Winter storms bring dangerous weather conditions. Wind, snow, and ice can bring down trees and power lines causing power outages. Follow these tips to stay warm and safe.
Before a Winter Storm
- Be informed by receiving alerts, warnings, and public safety information before, during, and after emergencies and follow instructions from public safety officials.
- Create and review your family emergency plan.
- If you receive medical treatments or home health care services, work with your medical provider to determine how to maintain care and service if you are unable to leave your home for a period of time.
- Assemble an emergency kit. Add seasonal supplies, such as extra winter clothing and blankets.
- Prepare for possible power outages.
- Fully charge electronic devices before a storm if power outages are expected.
- Consider purchasing a generator to provide power during an outage. Follow the manufacturer’s instructions and learn how to use it safely before an outage.
- Prepare your home for possible emergencies.
- Ensure your smoke and carbon monoxide detectors are working and have fresh batteries.
- Maintain heating equipment and chimneys by having them cleaned and inspected every year.
- Make sure your home is properly insulated and caulk and weather-strip doors and windows.
- Ensure you have sufficient heating fuel and consider safe backup heating options (fireplaces, woodstoves).
- Keep the gas tank at least half-full and have a winter emergency kit in the vehicle.
During a Winter Storm
- Minimize outdoor activities.
- Drive only if it is absolutely necessary.
- Dress for the season to protect against the elements. Dress in several layers of loose-fitting, lightweight clothing instead of a single heavy layer. Outer garments should be tightly woven and water repellent. Wear a hat, mittens (not gloves), and sturdy waterproof boots to protect your extremities. Cover your mouth with a scarf to protect your lungs.
Watch for Signs of Frostbite and Hypothermia
- Frostbite is the freezing of the skin and body tissue.
- Symptoms — Loss of feeling and white or pale appearance in extremities, such as fingers, toes, earlobes, face, and the tip of the nose.
- Treatment — Get the person into a warm location. Cover exposed skin, but do not rub the affected area. Seek medical attention immediately or call 911.
- Hypothermia is abnormally low body temperature (below 95°F) and is life-threatening if not treated immediately.
- Symptoms — Shivering, exhaustion, confusion, memory loss, and slurred speech.
- Treatment — Get the person to a warm location and seek medical attention immediately or call 911. Remove wet clothing. Warm the center of the body first by wrapping the person in blankets or putting on dry clothing – this is important, because warming hands and feet first and can cause shock. Give warm, non-alcoholic, beverages if the person is conscious.
After a Winter Storm
- Continue to monitor media for emergency information and follow instructions from public safety officials.

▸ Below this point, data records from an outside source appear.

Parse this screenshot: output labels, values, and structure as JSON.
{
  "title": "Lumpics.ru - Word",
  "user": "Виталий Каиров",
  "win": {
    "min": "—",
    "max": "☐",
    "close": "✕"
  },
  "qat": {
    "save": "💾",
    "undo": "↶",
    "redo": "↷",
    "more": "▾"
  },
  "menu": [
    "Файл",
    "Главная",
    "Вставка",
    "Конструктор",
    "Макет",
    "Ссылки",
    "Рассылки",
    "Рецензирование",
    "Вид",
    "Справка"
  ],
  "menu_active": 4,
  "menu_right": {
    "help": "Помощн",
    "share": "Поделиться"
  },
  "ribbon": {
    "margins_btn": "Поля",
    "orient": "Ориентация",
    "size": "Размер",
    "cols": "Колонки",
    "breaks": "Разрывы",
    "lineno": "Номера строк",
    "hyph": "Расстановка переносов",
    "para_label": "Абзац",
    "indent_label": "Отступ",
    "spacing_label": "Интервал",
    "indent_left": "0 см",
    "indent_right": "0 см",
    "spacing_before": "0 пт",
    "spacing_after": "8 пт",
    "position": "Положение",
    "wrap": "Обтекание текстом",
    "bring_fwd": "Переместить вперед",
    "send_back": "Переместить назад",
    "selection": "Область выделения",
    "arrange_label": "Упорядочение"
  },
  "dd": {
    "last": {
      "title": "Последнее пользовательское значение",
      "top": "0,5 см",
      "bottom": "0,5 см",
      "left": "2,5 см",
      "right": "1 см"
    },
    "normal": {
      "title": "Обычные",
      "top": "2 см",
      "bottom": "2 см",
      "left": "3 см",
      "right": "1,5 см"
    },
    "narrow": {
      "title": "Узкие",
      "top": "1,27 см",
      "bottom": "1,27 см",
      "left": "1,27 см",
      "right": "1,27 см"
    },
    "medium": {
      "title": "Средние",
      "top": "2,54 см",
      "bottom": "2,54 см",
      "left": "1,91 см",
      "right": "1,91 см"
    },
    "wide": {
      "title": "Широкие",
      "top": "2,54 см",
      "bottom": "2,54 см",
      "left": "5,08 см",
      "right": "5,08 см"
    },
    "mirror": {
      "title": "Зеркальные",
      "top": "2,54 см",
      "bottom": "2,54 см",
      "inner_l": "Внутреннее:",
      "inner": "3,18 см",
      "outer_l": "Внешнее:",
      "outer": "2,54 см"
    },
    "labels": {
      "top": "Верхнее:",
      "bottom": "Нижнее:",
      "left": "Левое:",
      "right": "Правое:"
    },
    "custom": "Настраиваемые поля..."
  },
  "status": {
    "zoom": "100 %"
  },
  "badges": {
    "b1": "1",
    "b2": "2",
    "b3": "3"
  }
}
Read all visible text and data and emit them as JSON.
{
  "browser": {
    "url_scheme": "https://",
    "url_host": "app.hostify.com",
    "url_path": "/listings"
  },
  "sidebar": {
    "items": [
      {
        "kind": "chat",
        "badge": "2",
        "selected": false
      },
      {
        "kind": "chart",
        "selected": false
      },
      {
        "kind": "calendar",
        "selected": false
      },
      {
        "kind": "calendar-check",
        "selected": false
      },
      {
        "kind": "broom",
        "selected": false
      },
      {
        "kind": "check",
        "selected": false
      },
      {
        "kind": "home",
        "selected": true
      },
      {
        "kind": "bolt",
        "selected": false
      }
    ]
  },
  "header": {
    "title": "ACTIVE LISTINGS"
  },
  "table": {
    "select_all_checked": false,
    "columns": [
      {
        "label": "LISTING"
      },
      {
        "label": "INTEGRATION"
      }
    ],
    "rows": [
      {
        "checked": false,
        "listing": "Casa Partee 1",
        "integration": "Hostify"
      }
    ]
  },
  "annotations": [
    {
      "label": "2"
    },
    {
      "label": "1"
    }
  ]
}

- Call 911 to report emergencies, including downed power lines and gas leaks.
- Stay away from downed power lines. Always assume a downed power line is live.
- Report power outages to your utility company.
- Stay off streets and roads until they are clear of snow.
- Use caution and take frequent breaks when shoveling snow to prevent overexertion.
- Overexertion can bring on a heart attack—a major cause of death in the winter.
- Check your roof and clear accumulated snow to avoid roof collapses.
- Make sure your carbon monoxide detectors are working – carbon monoxide is a silent, odorless, killer.
- Clear exhaust vents from direct vent gas furnace systems to avoid carbon monoxide poisoning.
- Make sure emergency generators or secondary heating systems are well ventilated because their fumes contain carbon monoxide.
- Clear snow from around vehicle exhaust pipes before starting to avoid carbon monoxide poisoning.
- Don’t park close to corners so public safety vehicles and plows can maneuver safely.
- Be aware of children playing in the streets, particularly climbing on or running out from behind large snowdrifts. Parents should remind their children to be aware of plowing operations and traffic.
Be a good neighbor. Check on family, friends, and neighbors, especially the elderly, those who live alone, those with medical conditions, and those who may need additional assistance.